Birmingham City University academics have played a major part in a bid to save the country's rare peatlands.
The new government-backed Peatland Code aims to slash the UK's carbon dioxide emissions by 220 million tonnes and protect rare wildlife by restoring moors, bogs and mires.
The code comes after a successful two-year trial, which has seen businesses fund peatland restoration projects across the UK - based on research by academics from both BCU and the University of Leeds.
The research revealed that sustainable business investment could reverse the degradation of peatlands - such as those found on Cannock Chase in Staffordshire - and therefore significantly cut greenhouse gas emissions.

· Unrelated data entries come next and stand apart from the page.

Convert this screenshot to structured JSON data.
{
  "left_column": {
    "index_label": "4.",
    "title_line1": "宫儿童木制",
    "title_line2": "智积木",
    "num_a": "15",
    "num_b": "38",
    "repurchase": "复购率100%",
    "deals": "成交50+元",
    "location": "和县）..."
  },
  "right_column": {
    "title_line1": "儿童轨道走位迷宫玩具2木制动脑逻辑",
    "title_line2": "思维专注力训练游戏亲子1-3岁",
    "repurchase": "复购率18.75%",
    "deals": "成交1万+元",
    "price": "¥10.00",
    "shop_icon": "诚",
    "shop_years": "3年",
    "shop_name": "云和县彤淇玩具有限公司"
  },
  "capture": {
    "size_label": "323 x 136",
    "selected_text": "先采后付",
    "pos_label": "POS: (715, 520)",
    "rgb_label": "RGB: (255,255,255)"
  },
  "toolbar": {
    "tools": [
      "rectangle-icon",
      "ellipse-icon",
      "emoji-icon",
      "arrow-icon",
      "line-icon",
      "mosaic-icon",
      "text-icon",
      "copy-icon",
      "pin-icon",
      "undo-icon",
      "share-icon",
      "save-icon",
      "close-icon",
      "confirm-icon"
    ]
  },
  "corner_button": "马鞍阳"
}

UK peatlands, which are wetlands made up of decomposed plants, currently lock away more than three billion tonnes of carbon and provide a habitat for rare wildlife as well as act as a natural filter for drinking water.
However, more than 80 per cent of the areas have been damaged.
The Peatland Code now sets out key environmental guidelines to restore more than 2.4 million acres of peatlands over the next five years, which alone could save 220 million tonnes of CO2 by 2050.
Prof Mark Reed, who led research at BCU, said: "The call of a curlew or cotton grass quivering in the wind are sights many of us may associate with our often solitary, yet beautiful moorland landscape.
"But we remain blissfully unaware or unappreciative of the many benefits we derive from these unique peatland habitats."
The research has won awards for its impact, including a commendation earlier this year from the Higher Education Funding Council for England.
Prof Joseph Holden, who led research at the University of Leeds, said: "The peatlands of the UK are our own version of the Amazon rainforest.
"They need to be protected. They are home to some of our rare and endangered wildlife.
"They also act as a huge store of carbon, with perhaps as much as 3.2 billion tonnes, greater than the amount of carbon soaked up every year by all of the world's oceans combined.
"The UK's peatlands are also important source areas for the provision of clean drinking water while protection of many of our peatlands may reduce flood risk."